This might seem counterproductive to the CEO who wants butts on seats but regular three-day weekends will make staff more productive. You know yourself how much more energy you have after a long weekend, imagine if that was every week!
Currently, those precious two days off are spent catching up on chores and trying to maintain a social life, and when you have a busy job that you also need to unwind from, it's just not enough time to fit it all in.
Having a third day off will allow employees to relax more and return to the office with more energy, vitality, and ready to smash some goals. And not just once, week after week!
- Reduces staff turnover.
Staff turnover can be a company's biggest expenses.

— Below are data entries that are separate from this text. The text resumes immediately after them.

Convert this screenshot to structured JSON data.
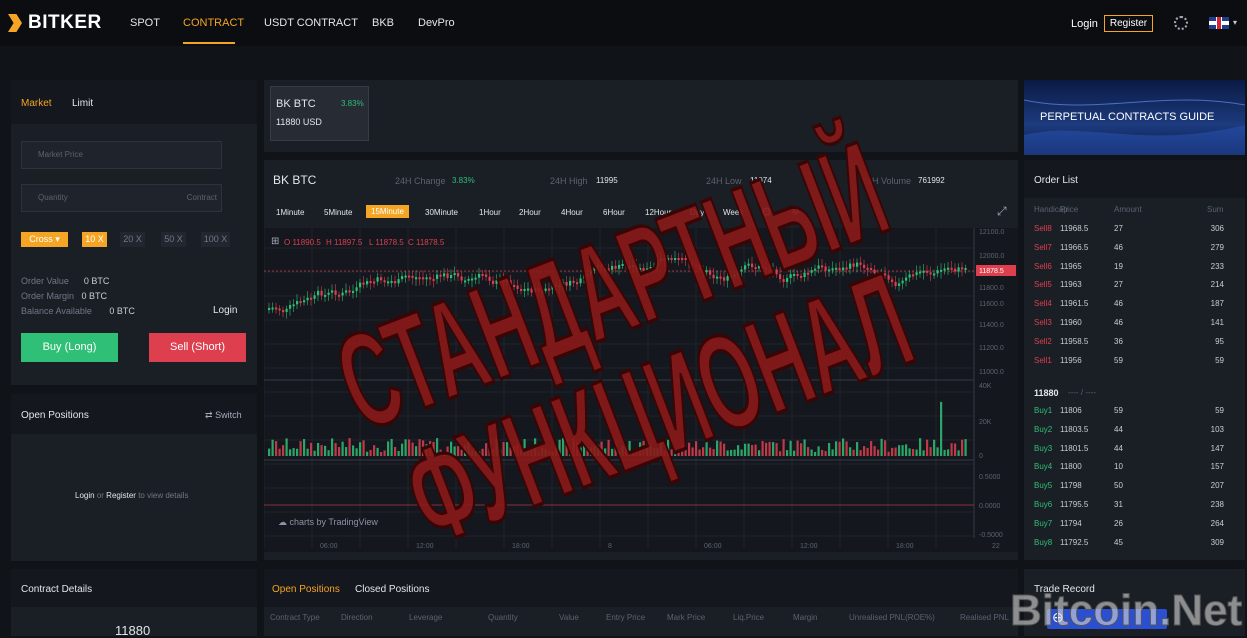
{
  "brand": {
    "name": "BITKER"
  },
  "nav": [
    "SPOT",
    "CONTRACT",
    "USDT CONTRACT",
    "BKB",
    "DevPro"
  ],
  "header": {
    "login": "Login",
    "register": "Register"
  },
  "order_form": {
    "tabs": [
      "Market",
      "Limit"
    ],
    "price_placeholder": "Market Price",
    "quantity_placeholder": "Quantity",
    "quantity_unit": "Contract",
    "margin_mode": "Cross",
    "leverages": [
      "10 X",
      "20 X",
      "50 X",
      "100 X"
    ],
    "order_value_label": "Order Value",
    "order_value": "0 BTC",
    "order_margin_label": "Order Margin",
    "order_margin": "0 BTC",
    "balance_label": "Balance Available",
    "balance": "0 BTC",
    "login": "Login",
    "buy": "Buy (Long)",
    "sell": "Sell (Short)"
  },
  "positions_panel": {
    "title": "Open Positions",
    "switch": "Switch",
    "login": "Login",
    "or": "or",
    "register": "Register",
    "suffix": "to view details"
  },
  "contract_details": {
    "title": "Contract Details",
    "value": "11880"
  },
  "ticker": {
    "symbol": "BK BTC",
    "change": "3.83%",
    "price": "11880 USD"
  },
  "stats": {
    "symbol": "BK BTC",
    "change_label": "24H Change",
    "change": "3.83%",
    "high_label": "24H High",
    "high": "11995",
    "low_label": "24H Low",
    "low": "11074",
    "volume_label": "24H Volume",
    "volume": "761992"
  },
  "intervals": [
    "1Minute",
    "5Minute",
    "15Minute",
    "30Minute",
    "1Hour",
    "2Hour",
    "4Hour",
    "6Hour",
    "12Hour",
    "Day",
    "Week"
  ],
  "ohlc": {
    "o": "O 11890.5",
    "h": "H 11897.5",
    "l": "L 11878.5",
    "c": "C 11878.5"
  },
  "chart_price_ticks": [
    "12100.0",
    "12000.0",
    "11878.5",
    "11800.0",
    "11600.0",
    "11400.0",
    "11200.0",
    "11000.0"
  ],
  "chart_vol_ticks": [
    "40K",
    "20K",
    "0"
  ],
  "chart_ind_ticks": [
    "0.5000",
    "0.0000",
    "-0.5000"
  ],
  "chart_time_ticks": [
    "06:00",
    "12:00",
    "18:00",
    "8",
    "06:00",
    "12:00",
    "18:00",
    "22"
  ],
  "chart_credit": "charts by TradingView",
  "bottom_tabs": [
    "Open Positions",
    "Closed Positions"
  ],
  "table_columns": [
    "Contract Type",
    "Direction",
    "Leverage",
    "Quantity",
    "Value",
    "Entry Price",
    "Mark Price",
    "Liq.Price",
    "Margin",
    "Unrealised PNL(ROE%)",
    "Realised PNL"
  ],
  "guide": {
    "text": "PERPETUAL CONTRACTS GUIDE"
  },
  "order_list": {
    "title": "Order List",
    "headers": [
      "Handicap",
      "Price",
      "Amount",
      "Sum"
    ],
    "sells": [
      {
        "name": "Sell8",
        "price": "11968.5",
        "amount": "27",
        "sum": "306"
      },
      {
        "name": "Sell7",
        "price": "11966.5",
        "amount": "46",
        "sum": "279"
      },
      {
        "name": "Sell6",
        "price": "11965",
        "amount": "19",
        "sum": "233"
      },
      {
        "name": "Sell5",
        "price": "11963",
        "amount": "27",
        "sum": "214"
      },
      {
        "name": "Sell4",
        "price": "11961.5",
        "amount": "46",
        "sum": "187"
      },
      {
        "name": "Sell3",
        "price": "11960",
        "amount": "46",
        "sum": "141"
      },
      {
        "name": "Sell2",
        "price": "11958.5",
        "amount": "36",
        "sum": "95"
      },
      {
        "name": "Sell1",
        "price": "11956",
        "amount": "59",
        "sum": "59"
      }
    ],
    "last": "11880",
    "last_suffix": "---- / ----",
    "buys": [
      {
        "name": "Buy1",
        "price": "11806",
        "amount": "59",
        "sum": "59"
      },
      {
        "name": "Buy2",
        "price": "11803.5",
        "amount": "44",
        "sum": "103"
      },
      {
        "name": "Buy3",
        "price": "11801.5",
        "amount": "44",
        "sum": "147"
      },
      {
        "name": "Buy4",
        "price": "11800",
        "amount": "10",
        "sum": "157"
      },
      {
        "name": "Buy5",
        "price": "11798",
        "amount": "50",
        "sum": "207"
      },
      {
        "name": "Buy6",
        "price": "11795.5",
        "amount": "31",
        "sum": "238"
      },
      {
        "name": "Buy7",
        "price": "11794",
        "amount": "26",
        "sum": "264"
      },
      {
        "name": "Buy8",
        "price": "11792.5",
        "amount": "45",
        "sum": "309"
      }
    ]
  },
  "trade_record": {
    "title": "Trade Record"
  },
  "stamp": {
    "line1": "СТАНДАРТНЫЙ",
    "line2": "ФУНКЦИОНАЛ"
  },
  "watermark": "Bitcoin.Net",
  "colors": {
    "accent": "#f5a524",
    "buy": "#2fbf77",
    "sell": "#dd3f4e",
    "stamp": "#8b1a1a"
  }
}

Introducing a four-day working week will reduce turnover as staff are more energised, enthusiastic, and know that their employer has their best interests at heart.

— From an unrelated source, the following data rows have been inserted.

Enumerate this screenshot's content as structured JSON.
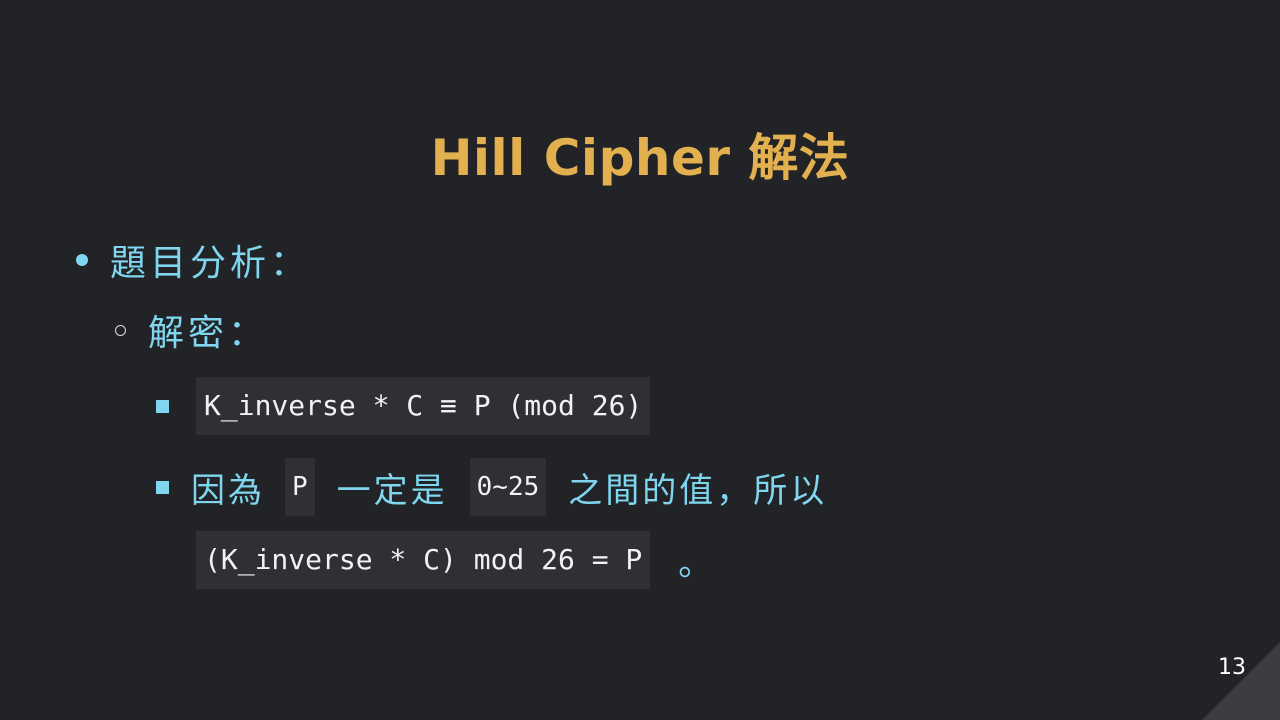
{
  "slide": {
    "title": "Hill Cipher 解法",
    "bullet1": {
      "text": "題目分析："
    },
    "bullet2": {
      "text": "解密："
    },
    "bullet3": {
      "code": "K_inverse * C ≡ P (mod 26)"
    },
    "bullet4": {
      "text_a": "因為",
      "code_a": "P",
      "text_b": "一定是",
      "code_b": "0~25",
      "text_c": "之間的值，所以",
      "code_c": "(K_inverse * C) mod 26 = P",
      "text_d": "。"
    },
    "page_number": "13"
  },
  "colors": {
    "background": "#222327",
    "title": "#e2b04f",
    "body_text": "#7fd6ee",
    "code_bg": "#2f3035",
    "code_text": "#f2f2f2"
  }
}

A four-day week is an attractive benefit for staff and will encourage them to stay loyal to the company.
2. Increases staff creativity.
Regardless of the industry or niche, it's important that a company prioritises their innovation and development if they want to stay ahead of the competition. When team members are well-rested, their creative juices flow more freely which helps them use their imagination and think outside of the box. The forward thinking new ideas which are a result of this creativity are the ingredients that will propel a company to the top of the market.

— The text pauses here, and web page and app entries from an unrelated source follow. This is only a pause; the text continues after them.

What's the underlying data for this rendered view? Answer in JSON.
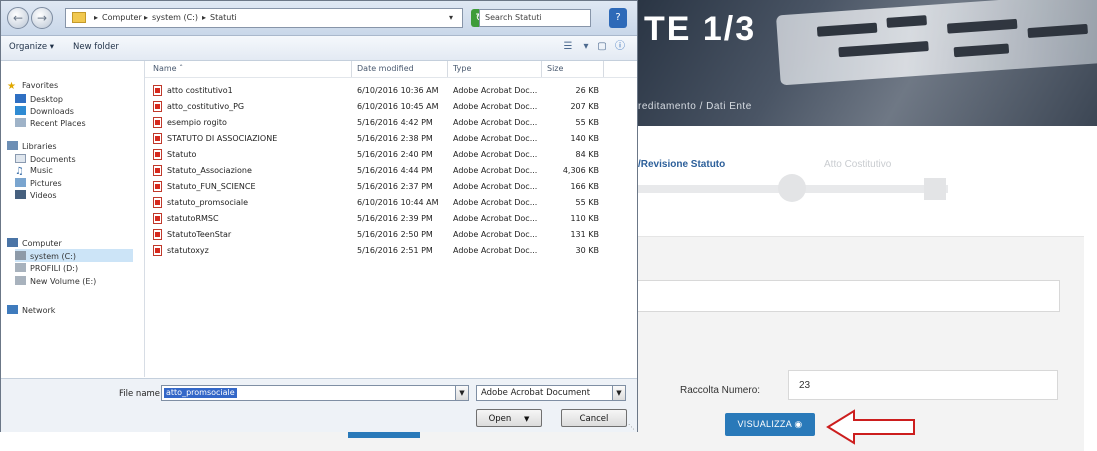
{
  "page": {
    "title_visible": "TE 1/3",
    "breadcrumb": "reditamento / Dati Ente",
    "steps": [
      "/Revisione Statuto",
      "Atto Costitutivo"
    ],
    "raccolta_label": "Raccolta Numero:",
    "raccolta_value": "23",
    "visualizza_label": "VISUALIZZA ◉",
    "arrow_color": "#cc1e1e",
    "accent": "#2979b9"
  },
  "dialog": {
    "address": {
      "segments": [
        "Computer",
        "system (C:)",
        "Statuti"
      ],
      "search_placeholder": "Search Statuti"
    },
    "toolbar": {
      "organize": "Organize ▾",
      "new_folder": "New folder"
    },
    "nav": [
      {
        "label": "Favorites",
        "icon": "star-icon",
        "level": 0
      },
      {
        "label": "Desktop",
        "icon": "desktop-icon",
        "level": 1
      },
      {
        "label": "Downloads",
        "icon": "downloads-icon",
        "level": 1
      },
      {
        "label": "Recent Places",
        "icon": "recent-icon",
        "level": 1
      },
      {
        "label": "Libraries",
        "icon": "library-icon",
        "level": 0
      },
      {
        "label": "Documents",
        "icon": "documents-icon",
        "level": 1
      },
      {
        "label": "Music",
        "icon": "music-icon",
        "level": 1
      },
      {
        "label": "Pictures",
        "icon": "pictures-icon",
        "level": 1
      },
      {
        "label": "Videos",
        "icon": "videos-icon",
        "level": 1
      },
      {
        "label": "Computer",
        "icon": "computer-icon",
        "level": 0
      },
      {
        "label": "system (C:)",
        "icon": "drive-icon",
        "level": 1
      },
      {
        "label": "PROFILI (D:)",
        "icon": "drive-icon",
        "level": 1
      },
      {
        "label": "New Volume (E:)",
        "icon": "drive-icon",
        "level": 1
      },
      {
        "label": "Network",
        "icon": "network-icon",
        "level": 0
      }
    ],
    "columns": [
      "Name",
      "Date modified",
      "Type",
      "Size"
    ],
    "files": [
      {
        "name": "atto costitutivo1",
        "date": "6/10/2016 10:36 AM",
        "type": "Adobe Acrobat Doc...",
        "size": "26 KB"
      },
      {
        "name": "atto_costitutivo_PG",
        "date": "6/10/2016 10:45 AM",
        "type": "Adobe Acrobat Doc...",
        "size": "207 KB"
      },
      {
        "name": "esempio rogito",
        "date": "5/16/2016 4:42 PM",
        "type": "Adobe Acrobat Doc...",
        "size": "55 KB"
      },
      {
        "name": "STATUTO DI ASSOCIAZIONE",
        "date": "5/16/2016 2:38 PM",
        "type": "Adobe Acrobat Doc...",
        "size": "140 KB"
      },
      {
        "name": "Statuto",
        "date": "5/16/2016 2:40 PM",
        "type": "Adobe Acrobat Doc...",
        "size": "84 KB"
      },
      {
        "name": "Statuto_Associazione",
        "date": "5/16/2016 4:44 PM",
        "type": "Adobe Acrobat Doc...",
        "size": "4,306 KB"
      },
      {
        "name": "Statuto_FUN_SCIENCE",
        "date": "5/16/2016 2:37 PM",
        "type": "Adobe Acrobat Doc...",
        "size": "166 KB"
      },
      {
        "name": "statuto_promsociale",
        "date": "6/10/2016 10:44 AM",
        "type": "Adobe Acrobat Doc...",
        "size": "55 KB"
      },
      {
        "name": "statutoRMSC",
        "date": "5/16/2016 2:39 PM",
        "type": "Adobe Acrobat Doc...",
        "size": "110 KB"
      },
      {
        "name": "StatutoTeenStar",
        "date": "5/16/2016 2:50 PM",
        "type": "Adobe Acrobat Doc...",
        "size": "131 KB"
      },
      {
        "name": "statutoxyz",
        "date": "5/16/2016 2:51 PM",
        "type": "Adobe Acrobat Doc...",
        "size": "30 KB"
      }
    ],
    "footer": {
      "filename_label": "File name:",
      "filename_value": "atto_promsociale",
      "filetype": "Adobe Acrobat Document",
      "open": "Open",
      "cancel": "Cancel"
    }
  }
}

3. Helps build stronger communities.
Work-life balance is an important concept for raising healthy and connected families and joining communities. Implementing a four-day week will show that a company prioritises this holistic lifestyle and places emphasis on the importance of community.
4. Reduces the cost of sick days.
Let's face it, there isn't a full-time employee in existence who isn't occasionally tempted by a sneaky sick day as the alarm clock blares in their ears at 6.00 am on a cold and wet morning. A three-day weekend will naturally reduce this temptation as staff are more rested and have the luxury of time out for themselves during the week. The cost of planning a four-day week compared to having to pay for unplanned sick days will be far less in the long run and can be factored into a company's budgetary forecasts well in advance.
5. Reduces procrastination.
The introduction of a four-day week wouldn't necessarily mean that there was less work for staff to do. The roles and responsibilities are likely to remain the same. What it does mean is that knowing that a three-day weekend is waiting for them once they finish their work, staff are less likely to procrastinate.
Procrastination is one of the biggest productivity killers in the workplace and giving someone an incentive to work faster, harder, and smarter is one of the best ways to beat it to get the most out of an employee.
6. Reduces burnout.
Burnout occurs when staff members are busy, overworked and stressed out for a long period of time and it takes on the form of a breakdown. Staff burnout can leave companies open to the cost of extended periods of sick leave plus the shortfall of having to fill a role with no notice.
When working at an increased pace for five days in a row, with only two days' recovery time, burnout is common. With more time to recover from a busy four-day week, burnout rates will reduce saving a company money and time in the process.
A four-day week may, on the surface, appear to cost a company money in the short-term. In the long run, however, it will have the opposite effect and save a company money. Staff will have more energy which will make them more productive and give them the drive they need to play their part in taking a company to the next level.
There's no doubt that four-day working weeks are the way forward. So now all we've got to do is convince our bosses...easy, right?